Task objective:
Copy every line of the data in which the word "Disable" occurs.

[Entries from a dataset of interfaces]
[Start of section]
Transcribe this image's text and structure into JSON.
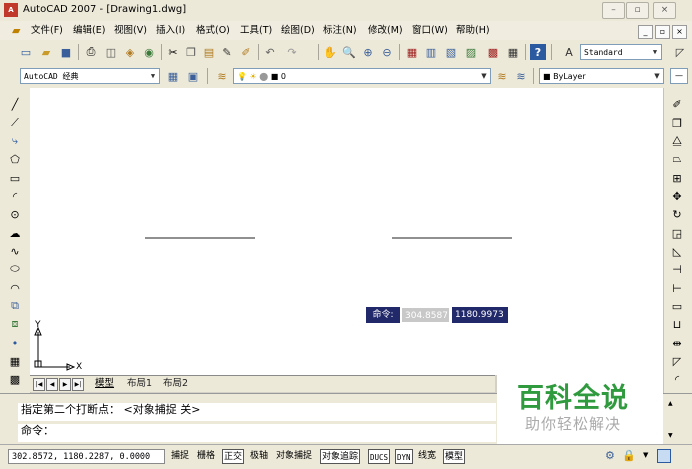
{
  "window": {
    "title": "AutoCAD 2007 - [Drawing1.dwg]",
    "app_icon_text": "A"
  },
  "menu": {
    "items": [
      "文件(F)",
      "编辑(E)",
      "视图(V)",
      "插入(I)",
      "格式(O)",
      "工具(T)",
      "绘图(D)",
      "标注(N)",
      "修改(M)",
      "窗口(W)",
      "帮助(H)"
    ]
  },
  "toolbar": {
    "text_style": "Standard",
    "workspace": "AutoCAD 经典",
    "layer": "0",
    "color": "ByLayer"
  },
  "canvas": {
    "ucs_y": "Y",
    "ucs_x": "X",
    "dynamic_input": {
      "label": "命令:",
      "x_value": "304.8587",
      "y_value": "1180.9973"
    }
  },
  "layout_tabs": [
    "模型",
    "布局1",
    "布局2"
  ],
  "command_line": {
    "history": "指定第二个打断点：  <对象捕捉 关>",
    "prompt": "命令："
  },
  "status_bar": {
    "coordinates": "302.8572, 1180.2287, 0.0000",
    "toggles": [
      {
        "label": "捕捉",
        "on": false
      },
      {
        "label": "栅格",
        "on": false
      },
      {
        "label": "正交",
        "on": true
      },
      {
        "label": "极轴",
        "on": false
      },
      {
        "label": "对象捕捉",
        "on": false
      },
      {
        "label": "对象追踪",
        "on": true
      },
      {
        "label": "DUCS",
        "on": true
      },
      {
        "label": "DYN",
        "on": true
      },
      {
        "label": "线宽",
        "on": false
      },
      {
        "label": "模型",
        "on": true
      }
    ]
  },
  "watermark": {
    "title": "百科全说",
    "subtitle": "助你轻松解决"
  },
  "colors": {
    "watermark_green": "#2f9a3e",
    "dyn_bg": "#22296a",
    "dyn_field": "#c8c8c8"
  }
}
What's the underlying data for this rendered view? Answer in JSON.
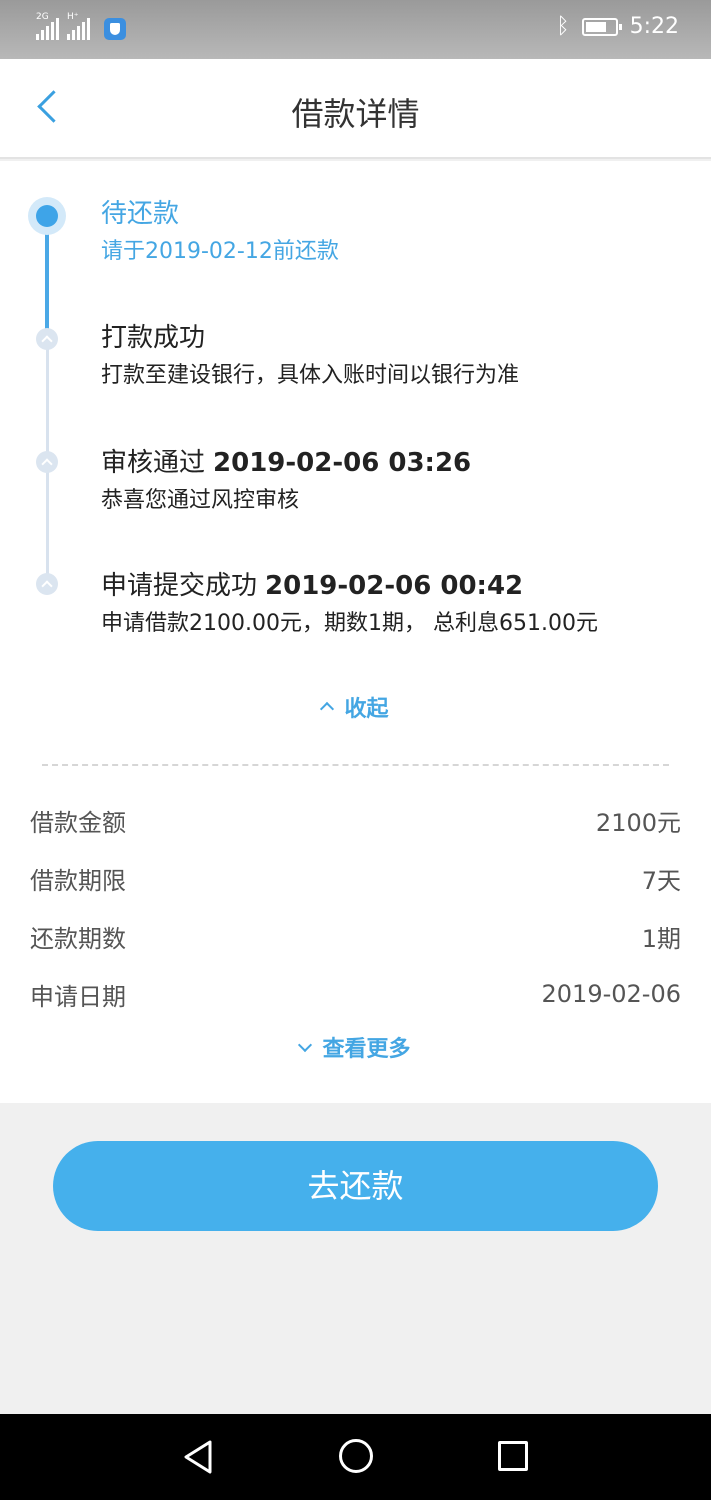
{
  "status_bar": {
    "net1": "2G",
    "net2": "H⁺",
    "time": "5:22"
  },
  "header": {
    "title": "借款详情"
  },
  "timeline": [
    {
      "title": "待还款",
      "time": "",
      "desc": "请于2019-02-12前还款",
      "state": "active"
    },
    {
      "title": "打款成功",
      "time": "",
      "desc": "打款至建设银行，具体入账时间以银行为准",
      "state": "done"
    },
    {
      "title": "审核通过",
      "time": "2019-02-06 03:26",
      "desc": "恭喜您通过风控审核",
      "state": "done"
    },
    {
      "title": "申请提交成功",
      "time": "2019-02-06 00:42",
      "desc": "申请借款2100.00元，期数1期， 总利息651.00元",
      "state": "done"
    }
  ],
  "collapse_label": "收起",
  "details": [
    {
      "label": "借款金额",
      "value": "2100元"
    },
    {
      "label": "借款期限",
      "value": "7天"
    },
    {
      "label": "还款期数",
      "value": "1期"
    },
    {
      "label": "申请日期",
      "value": "2019-02-06"
    }
  ],
  "more_label": "查看更多",
  "repay_button": "去还款",
  "colors": {
    "accent": "#44a6e3",
    "button": "#45b0ec"
  }
}
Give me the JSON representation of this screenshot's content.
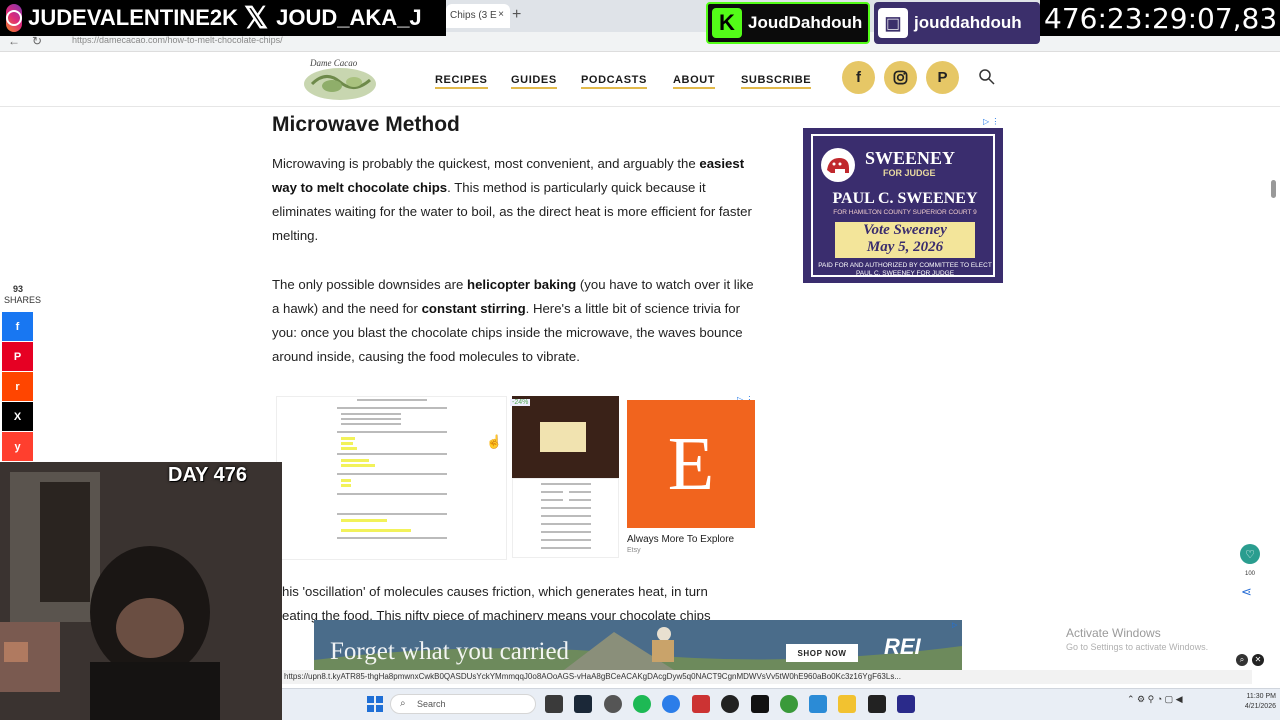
{
  "browser": {
    "tab_title": "Chips (3 E",
    "tab_close": "×",
    "new_tab": "+",
    "url": "https://damecacao.com/how-to-melt-chocolate-chips/",
    "back": "←",
    "reload": "↻"
  },
  "overlay": {
    "instagram": "JUDEVALENTINE2K",
    "x_handle": "JOUD_AKA_J",
    "kick": "JoudDahdouh",
    "twitch": "jouddahdouh",
    "timer": "476:23:29:07,83",
    "day": "DAY 476",
    "colors": {
      "kick": "#53fc18",
      "twitch": "#3b2f6b"
    }
  },
  "site": {
    "nav": [
      "RECIPES",
      "GUIDES",
      "PODCASTS",
      "ABOUT",
      "SUBSCRIBE"
    ],
    "social": [
      "f",
      "ig",
      "P"
    ],
    "accent": "#e6c766"
  },
  "article": {
    "heading": "Microwave Method",
    "p1_a": "Microwaving is probably the quickest, most convenient, and arguably the",
    "p1_bold": "easiest way to melt chocolate chips",
    "p1_b": ". This method is particularly quick because it eliminates waiting for the water to boil, as the direct heat is more efficient for faster melting.",
    "p2_a": "The only possible downsides are",
    "p2_bold1": "helicopter baking",
    "p2_b": "(you have to watch over it like a hawk) and the need for",
    "p2_bold2": "constant stirring",
    "p2_c": ". Here's a little bit of science trivia for you: once you blast the chocolate chips inside the microwave, the waves bounce around inside, causing the food molecules to vibrate.",
    "p3": "his 'oscillation' of molecules causes friction, which generates heat, in turn",
    "p4": "eating the food. This nifty piece of machinery means your chocolate chips"
  },
  "share": {
    "count": "93",
    "label": "SHARES",
    "buttons": [
      {
        "icon": "f",
        "color": "#1877f2"
      },
      {
        "icon": "P",
        "color": "#e60023"
      },
      {
        "icon": "r",
        "color": "#ff4500"
      },
      {
        "icon": "X",
        "color": "#000000"
      },
      {
        "icon": "y",
        "color": "#ff3f2e"
      }
    ]
  },
  "ads": {
    "judge_title": "SWEENEY",
    "judge_for": "FOR JUDGE",
    "judge_name": "PAUL C. SWEENEY",
    "judge_court": "FOR HAMILTON COUNTY SUPERIOR COURT 9",
    "judge_vote": "Vote Sweeney",
    "judge_date": "May 5, 2026",
    "judge_paid": "PAID FOR AND AUTHORIZED BY COMMITTEE TO ELECT PAUL C. SWEENEY FOR JUDGE",
    "discount": "-24%",
    "etsy_caption": "Always More To Explore",
    "etsy_sub": "Etsy",
    "rei_tagline": "Forget what you carried",
    "rei_button": "SHOP NOW",
    "rei_logo": "REI"
  },
  "status_url": "https://upn8.t.kyATR85-thgHa8pmwnxCwkB0QASDUsYckYMmmqqJ0o8AOoAGS-vHaA8gBCeACAKgDAcgDyw5q0NACT9CgnMDWVsVv5tW0hE960aBo0Kc3z16YgF63Ls...",
  "windows": {
    "activate": "Activate Windows",
    "activate_sub": "Go to Settings to activate Windows.",
    "search": "Search",
    "time": "11:30 PM",
    "date": "4/21/2026"
  },
  "floating": {
    "fav_count": "100"
  }
}
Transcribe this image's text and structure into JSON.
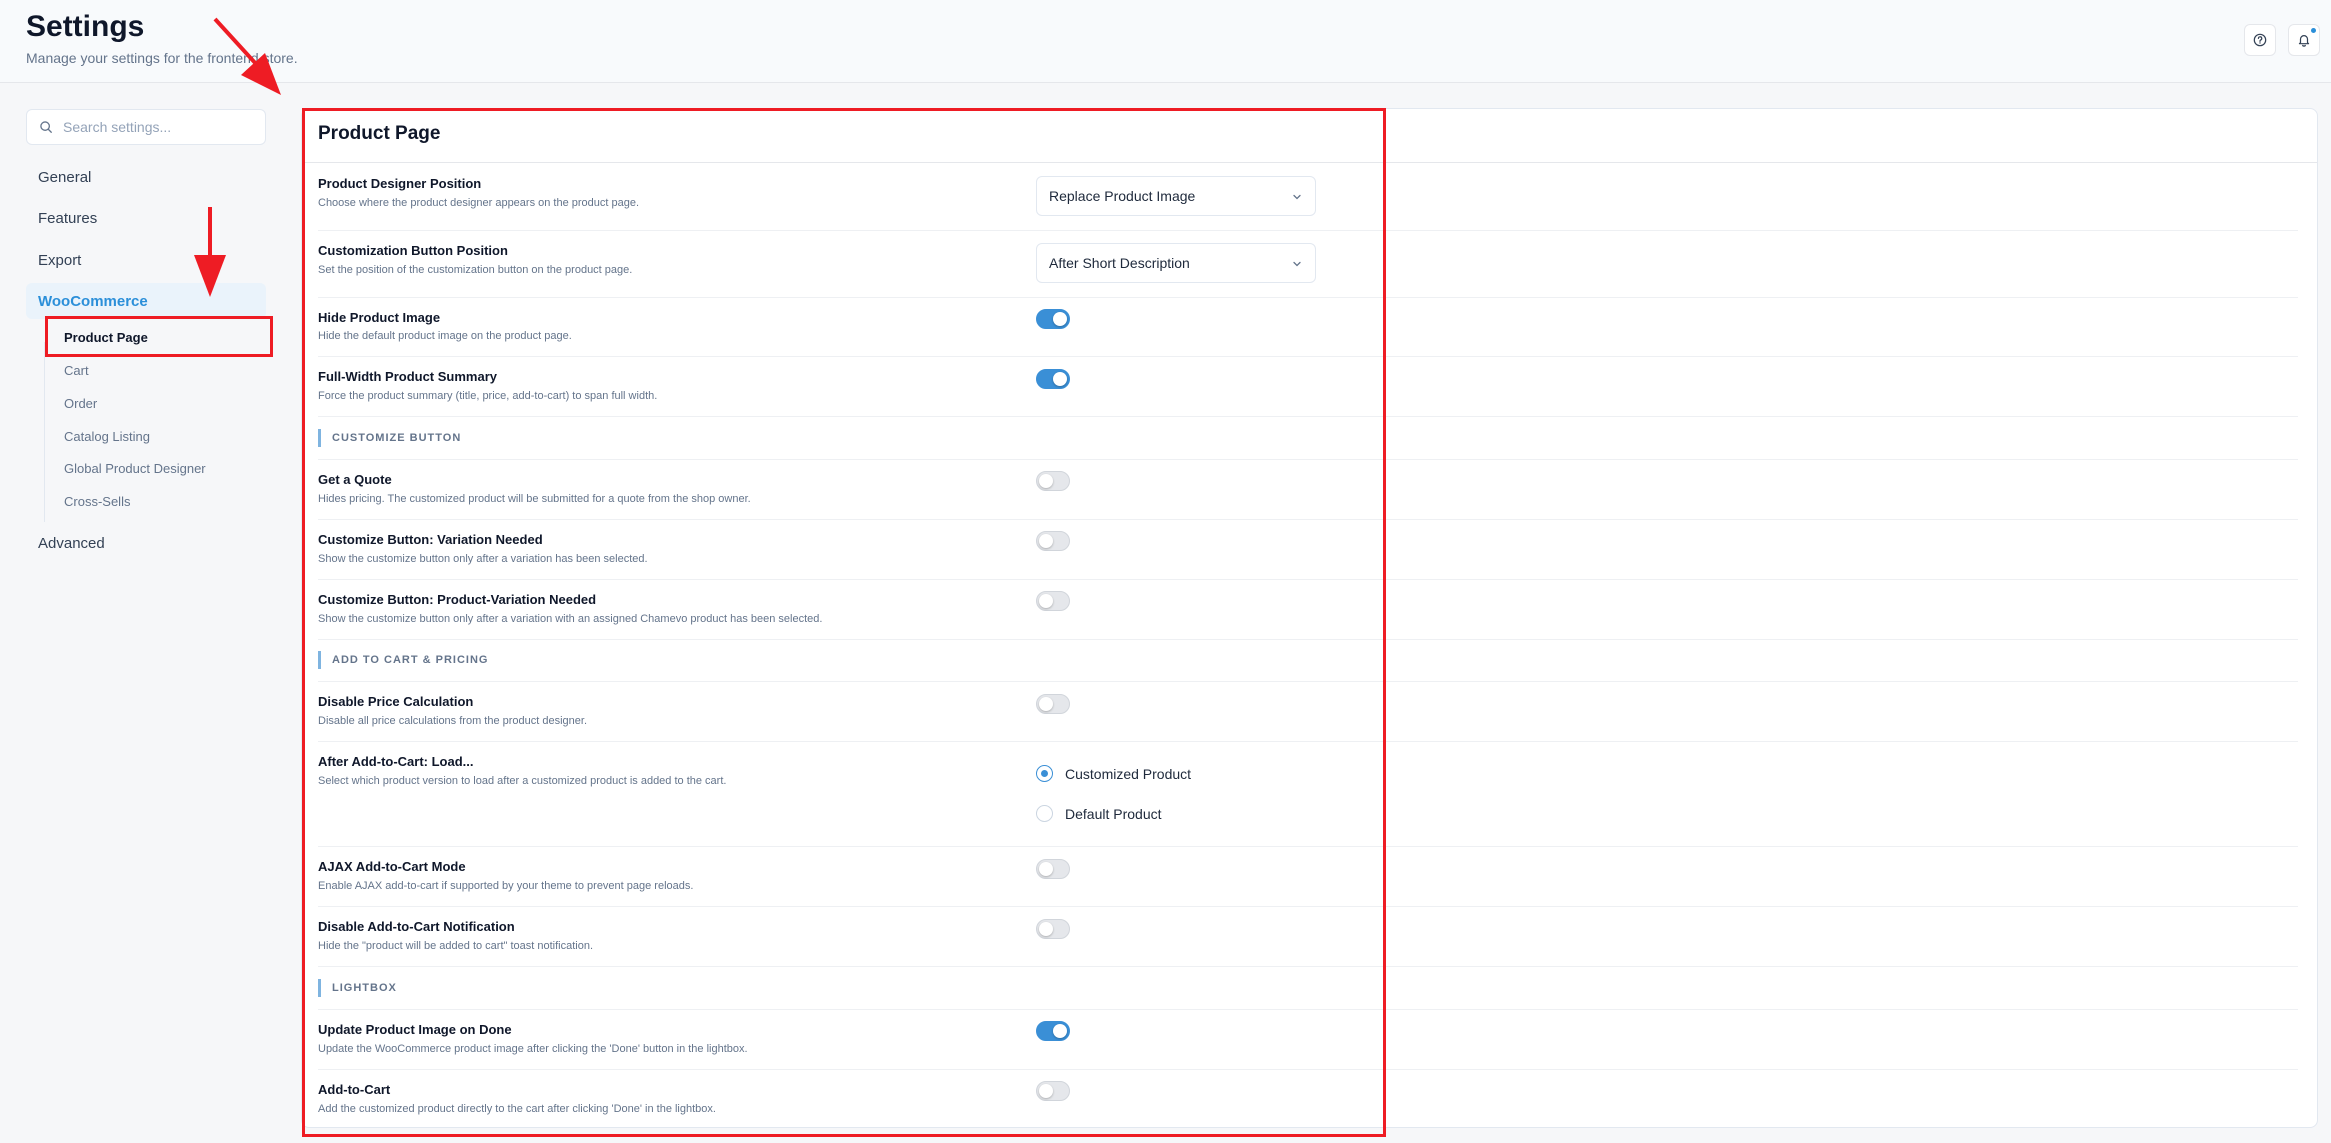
{
  "header": {
    "title": "Settings",
    "subtitle": "Manage your settings for the frontend store.",
    "help_icon": "help-circle-icon",
    "bell_icon": "bell-icon"
  },
  "sidebar": {
    "search_placeholder": "Search settings...",
    "items": [
      {
        "label": "General"
      },
      {
        "label": "Features"
      },
      {
        "label": "Export"
      },
      {
        "label": "WooCommerce",
        "active": true
      },
      {
        "label": "Advanced"
      }
    ],
    "woocommerce_subitems": [
      {
        "label": "Product Page",
        "active": true
      },
      {
        "label": "Cart"
      },
      {
        "label": "Order"
      },
      {
        "label": "Catalog Listing"
      },
      {
        "label": "Global Product Designer"
      },
      {
        "label": "Cross-Sells"
      }
    ]
  },
  "panel": {
    "title": "Product Page",
    "rows": [
      {
        "label": "Product Designer Position",
        "desc": "Choose where the product designer appears on the product page.",
        "control": "select",
        "value": "Replace Product Image"
      },
      {
        "label": "Customization Button Position",
        "desc": "Set the position of the customization button on the product page.",
        "control": "select",
        "value": "After Short Description"
      },
      {
        "label": "Hide Product Image",
        "desc": "Hide the default product image on the product page.",
        "control": "toggle",
        "on": true
      },
      {
        "label": "Full-Width Product Summary",
        "desc": "Force the product summary (title, price, add-to-cart) to span full width.",
        "control": "toggle",
        "on": true
      }
    ],
    "sections": [
      {
        "title": "CUSTOMIZE BUTTON",
        "rows": [
          {
            "label": "Get a Quote",
            "desc": "Hides pricing. The customized product will be submitted for a quote from the shop owner.",
            "on": false
          },
          {
            "label": "Customize Button: Variation Needed",
            "desc": "Show the customize button only after a variation has been selected.",
            "on": false
          },
          {
            "label": "Customize Button: Product-Variation Needed",
            "desc": "Show the customize button only after a variation with an assigned Chamevo product has been selected.",
            "on": false
          }
        ]
      },
      {
        "title": "ADD TO CART & PRICING",
        "rows": [
          {
            "label": "Disable Price Calculation",
            "desc": "Disable all price calculations from the product designer.",
            "on": false
          },
          {
            "label": "After Add-to-Cart: Load...",
            "desc": "Select which product version to load after a customized product is added to the cart.",
            "control": "radio",
            "options": [
              "Customized Product",
              "Default Product"
            ],
            "selected": "Customized Product"
          },
          {
            "label": "AJAX Add-to-Cart Mode",
            "desc": "Enable AJAX add-to-cart if supported by your theme to prevent page reloads.",
            "on": false
          },
          {
            "label": "Disable Add-to-Cart Notification",
            "desc": "Hide the \"product will be added to cart\" toast notification.",
            "on": false
          }
        ]
      },
      {
        "title": "LIGHTBOX",
        "rows": [
          {
            "label": "Update Product Image on Done",
            "desc": "Update the WooCommerce product image after clicking the 'Done' button in the lightbox.",
            "on": true
          },
          {
            "label": "Add-to-Cart",
            "desc": "Add the customized product directly to the cart after clicking 'Done' in the lightbox.",
            "on": false
          }
        ]
      }
    ]
  },
  "colors": {
    "accent": "#3a8fd6",
    "annotation_red": "#ee1c24"
  }
}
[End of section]
Response to the task:
            "label": "Disable Price Calculation",
            "desc": "Disable all price calculations from the product designer.",
            "label": "Disable Add-to-Cart Notification",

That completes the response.